#### Required work:
Each entry below needs to be reproduced exactly as given.

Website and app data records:
====
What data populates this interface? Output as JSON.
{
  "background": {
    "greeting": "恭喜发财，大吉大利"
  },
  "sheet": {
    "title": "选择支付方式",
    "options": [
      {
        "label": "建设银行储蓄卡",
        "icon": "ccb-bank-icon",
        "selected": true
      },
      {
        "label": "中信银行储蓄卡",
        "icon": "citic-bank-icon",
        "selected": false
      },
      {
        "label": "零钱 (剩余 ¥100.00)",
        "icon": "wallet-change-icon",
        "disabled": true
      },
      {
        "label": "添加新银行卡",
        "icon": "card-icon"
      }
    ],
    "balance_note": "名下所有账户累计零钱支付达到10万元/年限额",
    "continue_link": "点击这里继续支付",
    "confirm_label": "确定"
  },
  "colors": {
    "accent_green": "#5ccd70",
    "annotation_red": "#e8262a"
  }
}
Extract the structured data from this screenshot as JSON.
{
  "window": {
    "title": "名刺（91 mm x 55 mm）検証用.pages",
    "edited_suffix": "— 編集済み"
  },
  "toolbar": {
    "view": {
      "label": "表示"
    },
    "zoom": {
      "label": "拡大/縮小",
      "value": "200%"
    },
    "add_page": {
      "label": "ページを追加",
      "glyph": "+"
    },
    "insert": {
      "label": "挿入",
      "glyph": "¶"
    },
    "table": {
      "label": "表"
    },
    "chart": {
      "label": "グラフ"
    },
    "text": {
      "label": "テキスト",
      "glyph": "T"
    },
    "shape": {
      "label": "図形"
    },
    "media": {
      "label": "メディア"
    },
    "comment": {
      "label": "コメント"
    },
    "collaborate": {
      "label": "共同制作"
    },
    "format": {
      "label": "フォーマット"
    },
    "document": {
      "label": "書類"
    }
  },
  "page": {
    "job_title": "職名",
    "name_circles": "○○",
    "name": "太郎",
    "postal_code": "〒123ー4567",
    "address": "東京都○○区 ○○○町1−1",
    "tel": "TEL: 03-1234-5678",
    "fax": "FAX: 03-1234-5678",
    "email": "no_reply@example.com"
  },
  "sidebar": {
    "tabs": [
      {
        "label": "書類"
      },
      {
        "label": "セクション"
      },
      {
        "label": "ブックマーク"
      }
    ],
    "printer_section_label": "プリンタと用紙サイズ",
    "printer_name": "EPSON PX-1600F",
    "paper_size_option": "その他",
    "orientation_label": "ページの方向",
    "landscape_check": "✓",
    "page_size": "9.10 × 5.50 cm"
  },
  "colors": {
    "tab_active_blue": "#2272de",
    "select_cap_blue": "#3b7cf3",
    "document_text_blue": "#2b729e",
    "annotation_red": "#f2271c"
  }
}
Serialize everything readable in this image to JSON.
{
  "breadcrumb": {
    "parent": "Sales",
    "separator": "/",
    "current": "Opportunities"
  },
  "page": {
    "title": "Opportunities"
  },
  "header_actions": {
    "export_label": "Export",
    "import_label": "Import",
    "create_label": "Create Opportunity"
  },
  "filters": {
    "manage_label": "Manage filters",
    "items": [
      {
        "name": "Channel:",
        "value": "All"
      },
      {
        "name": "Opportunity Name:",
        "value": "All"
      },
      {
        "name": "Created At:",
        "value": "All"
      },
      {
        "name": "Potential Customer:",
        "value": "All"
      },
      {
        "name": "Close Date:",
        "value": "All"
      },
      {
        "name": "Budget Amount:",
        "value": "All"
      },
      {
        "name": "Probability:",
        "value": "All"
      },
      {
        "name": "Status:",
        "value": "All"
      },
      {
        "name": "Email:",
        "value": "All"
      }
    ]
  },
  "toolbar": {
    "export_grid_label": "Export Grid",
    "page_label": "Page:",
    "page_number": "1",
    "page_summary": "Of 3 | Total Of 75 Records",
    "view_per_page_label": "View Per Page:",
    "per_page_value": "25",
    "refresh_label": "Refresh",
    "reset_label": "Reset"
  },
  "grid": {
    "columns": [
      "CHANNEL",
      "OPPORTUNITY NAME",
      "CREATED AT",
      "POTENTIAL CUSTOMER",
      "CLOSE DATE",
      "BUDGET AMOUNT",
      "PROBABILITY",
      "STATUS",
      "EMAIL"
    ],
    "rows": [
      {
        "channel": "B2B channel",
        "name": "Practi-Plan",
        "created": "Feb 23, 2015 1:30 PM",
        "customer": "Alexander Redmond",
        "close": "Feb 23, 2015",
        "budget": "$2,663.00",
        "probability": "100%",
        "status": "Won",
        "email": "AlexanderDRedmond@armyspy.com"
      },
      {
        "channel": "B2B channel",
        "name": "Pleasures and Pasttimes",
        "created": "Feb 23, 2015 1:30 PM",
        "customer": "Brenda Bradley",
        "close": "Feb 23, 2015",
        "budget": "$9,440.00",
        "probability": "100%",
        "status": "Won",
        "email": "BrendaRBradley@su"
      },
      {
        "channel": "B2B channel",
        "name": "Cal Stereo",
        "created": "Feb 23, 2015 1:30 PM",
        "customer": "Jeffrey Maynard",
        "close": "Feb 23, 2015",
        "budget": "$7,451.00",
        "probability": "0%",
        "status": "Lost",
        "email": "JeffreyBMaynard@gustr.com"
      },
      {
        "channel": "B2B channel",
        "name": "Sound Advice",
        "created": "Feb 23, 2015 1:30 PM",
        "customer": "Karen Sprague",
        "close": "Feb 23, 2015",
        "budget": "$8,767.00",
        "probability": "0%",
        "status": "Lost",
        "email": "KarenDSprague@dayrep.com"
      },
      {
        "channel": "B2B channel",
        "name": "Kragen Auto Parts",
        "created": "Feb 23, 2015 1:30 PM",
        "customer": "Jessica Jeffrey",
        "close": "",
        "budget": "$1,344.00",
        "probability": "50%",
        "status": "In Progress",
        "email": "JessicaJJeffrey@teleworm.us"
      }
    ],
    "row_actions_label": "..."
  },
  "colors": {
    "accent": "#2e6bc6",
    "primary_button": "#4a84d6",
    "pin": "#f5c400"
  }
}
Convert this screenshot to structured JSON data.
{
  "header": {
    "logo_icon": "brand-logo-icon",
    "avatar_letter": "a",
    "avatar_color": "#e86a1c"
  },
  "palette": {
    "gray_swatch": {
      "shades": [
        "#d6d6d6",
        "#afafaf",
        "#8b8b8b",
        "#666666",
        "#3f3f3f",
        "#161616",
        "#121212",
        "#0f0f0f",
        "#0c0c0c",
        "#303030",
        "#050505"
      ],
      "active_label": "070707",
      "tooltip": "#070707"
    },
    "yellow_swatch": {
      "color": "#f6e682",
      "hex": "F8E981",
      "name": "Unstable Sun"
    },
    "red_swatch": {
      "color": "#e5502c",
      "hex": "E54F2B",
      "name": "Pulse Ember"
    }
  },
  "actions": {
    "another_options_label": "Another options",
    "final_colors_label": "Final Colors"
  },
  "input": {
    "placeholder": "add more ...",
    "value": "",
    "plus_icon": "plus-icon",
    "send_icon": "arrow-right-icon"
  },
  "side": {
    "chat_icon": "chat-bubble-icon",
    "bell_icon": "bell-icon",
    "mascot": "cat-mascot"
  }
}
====
#### Written answer:
What data populates this interface? Output as JSON.
{
  "background": {
    "greeting": "恭喜发财，大吉大利"
  },
  "sheet": {
    "title": "选择支付方式",
    "options": [
      {
        "label": "建设银行储蓄卡",
        "icon": "ccb-bank-icon",
        "selected": true
      },
      {
        "label": "中信银行储蓄卡",
        "icon": "citic-bank-icon",
        "selected": false
      },
      {
        "label": "零钱 (剩余 ¥100.00)",
        "icon": "wallet-change-icon",
        "disabled": true
      },
      {
        "label": "添加新银行卡",
        "icon": "card-icon"
      }
    ],
    "balance_note": "名下所有账户累计零钱支付达到10万元/年限额",
    "continue_link": "点击这里继续支付",
    "confirm_label": "确定"
  },
  "colors": {
    "accent_green": "#5ccd70",
    "annotation_red": "#e8262a"
  }
}
Extract the structured data from this screenshot as JSON.
{
  "window": {
    "title": "名刺（91 mm x 55 mm）検証用.pages",
    "edited_suffix": "— 編集済み"
  },
  "toolbar": {
    "view": {
      "label": "表示"
    },
    "zoom": {
      "label": "拡大/縮小",
      "value": "200%"
    },
    "add_page": {
      "label": "ページを追加",
      "glyph": "+"
    },
    "insert": {
      "label": "挿入",
      "glyph": "¶"
    },
    "table": {
      "label": "表"
    },
    "chart": {
      "label": "グラフ"
    },
    "text": {
      "label": "テキスト",
      "glyph": "T"
    },
    "shape": {
      "label": "図形"
    },
    "media": {
      "label": "メディア"
    },
    "comment": {
      "label": "コメント"
    },
    "collaborate": {
      "label": "共同制作"
    },
    "format": {
      "label": "フォーマット"
    },
    "document": {
      "label": "書類"
    }
  },
  "page": {
    "job_title": "職名",
    "name_circles": "○○",
    "name": "太郎",
    "postal_code": "〒123ー4567",
    "address": "東京都○○区 ○○○町1−1",
    "tel": "TEL: 03-1234-5678",
    "fax": "FAX: 03-1234-5678",
    "email": "no_reply@example.com"
  },
  "sidebar": {
    "tabs": [
      {
        "label": "書類"
      },
      {
        "label": "セクション"
      },
      {
        "label": "ブックマーク"
      }
    ],
    "printer_section_label": "プリンタと用紙サイズ",
    "printer_name": "EPSON PX-1600F",
    "paper_size_option": "その他",
    "orientation_label": "ページの方向",
    "landscape_check": "✓",
    "page_size": "9.10 × 5.50 cm"
  },
  "colors": {
    "tab_active_blue": "#2272de",
    "select_cap_blue": "#3b7cf3",
    "document_text_blue": "#2b729e",
    "annotation_red": "#f2271c"
  }
}
Serialize everything readable in this image to JSON.
{
  "breadcrumb": {
    "parent": "Sales",
    "separator": "/",
    "current": "Opportunities"
  },
  "page": {
    "title": "Opportunities"
  },
  "header_actions": {
    "export_label": "Export",
    "import_label": "Import",
    "create_label": "Create Opportunity"
  },
  "filters": {
    "manage_label": "Manage filters",
    "items": [
      {
        "name": "Channel:",
        "value": "All"
      },
      {
        "name": "Opportunity Name:",
        "value": "All"
      },
      {
        "name": "Created At:",
        "value": "All"
      },
      {
        "name": "Potential Customer:",
        "value": "All"
      },
      {
        "name": "Close Date:",
        "value": "All"
      },
      {
        "name": "Budget Amount:",
        "value": "All"
      },
      {
        "name": "Probability:",
        "value": "All"
      },
      {
        "name": "Status:",
        "value": "All"
      },
      {
        "name": "Email:",
        "value": "All"
      }
    ]
  },
  "toolbar": {
    "export_grid_label": "Export Grid",
    "page_label": "Page:",
    "page_number": "1",
    "page_summary": "Of 3 | Total Of 75 Records",
    "view_per_page_label": "View Per Page:",
    "per_page_value": "25",
    "refresh_label": "Refresh",
    "reset_label": "Reset"
  },
  "grid": {
    "columns": [
      "CHANNEL",
      "OPPORTUNITY NAME",
      "CREATED AT",
      "POTENTIAL CUSTOMER",
      "CLOSE DATE",
      "BUDGET AMOUNT",
      "PROBABILITY",
      "STATUS",
      "EMAIL"
    ],
    "rows": [
      {
        "channel": "B2B channel",
        "name": "Practi-Plan",
        "created": "Feb 23, 2015 1:30 PM",
        "customer": "Alexander Redmond",
        "close": "Feb 23, 2015",
        "budget": "$2,663.00",
        "probability": "100%",
        "status": "Won",
        "email": "AlexanderDRedmond@armyspy.com"
      },
      {
        "channel": "B2B channel",
        "name": "Pleasures and Pasttimes",
        "created": "Feb 23, 2015 1:30 PM",
        "customer": "Brenda Bradley",
        "close": "Feb 23, 2015",
        "budget": "$9,440.00",
        "probability": "100%",
        "status": "Won",
        "email": "BrendaRBradley@su"
      },
      {
        "channel": "B2B channel",
        "name": "Cal Stereo",
        "created": "Feb 23, 2015 1:30 PM",
        "customer": "Jeffrey Maynard",
        "close": "Feb 23, 2015",
        "budget": "$7,451.00",
        "probability": "0%",
        "status": "Lost",
        "email": "JeffreyBMaynard@gustr.com"
      },
      {
        "channel": "B2B channel",
        "name": "Sound Advice",
        "created": "Feb 23, 2015 1:30 PM",
        "customer": "Karen Sprague",
        "close": "Feb 23, 2015",
        "budget": "$8,767.00",
        "probability": "0%",
        "status": "Lost",
        "email": "KarenDSprague@dayrep.com"
      },
      {
        "channel": "B2B channel",
        "name": "Kragen Auto Parts",
        "created": "Feb 23, 2015 1:30 PM",
        "customer": "Jessica Jeffrey",
        "close": "",
        "budget": "$1,344.00",
        "probability": "50%",
        "status": "In Progress",
        "email": "JessicaJJeffrey@teleworm.us"
      }
    ],
    "row_actions_label": "..."
  },
  "colors": {
    "accent": "#2e6bc6",
    "primary_button": "#4a84d6",
    "pin": "#f5c400"
  }
}
Convert this screenshot to structured JSON data.
{
  "header": {
    "logo_icon": "brand-logo-icon",
    "avatar_letter": "a",
    "avatar_color": "#e86a1c"
  },
  "palette": {
    "gray_swatch": {
      "shades": [
        "#d6d6d6",
        "#afafaf",
        "#8b8b8b",
        "#666666",
        "#3f3f3f",
        "#161616",
        "#121212",
        "#0f0f0f",
        "#0c0c0c",
        "#303030",
        "#050505"
      ],
      "active_label": "070707",
      "tooltip": "#070707"
    },
    "yellow_swatch": {
      "color": "#f6e682",
      "hex": "F8E981",
      "name": "Unstable Sun"
    },
    "red_swatch": {
      "color": "#e5502c",
      "hex": "E54F2B",
      "name": "Pulse Ember"
    }
  },
  "actions": {
    "another_options_label": "Another options",
    "final_colors_label": "Final Colors"
  },
  "input": {
    "placeholder": "add more ...",
    "value": "",
    "plus_icon": "plus-icon",
    "send_icon": "arrow-right-icon"
  },
  "side": {
    "chat_icon": "chat-bubble-icon",
    "bell_icon": "bell-icon",
    "mascot": "cat-mascot"
  }
}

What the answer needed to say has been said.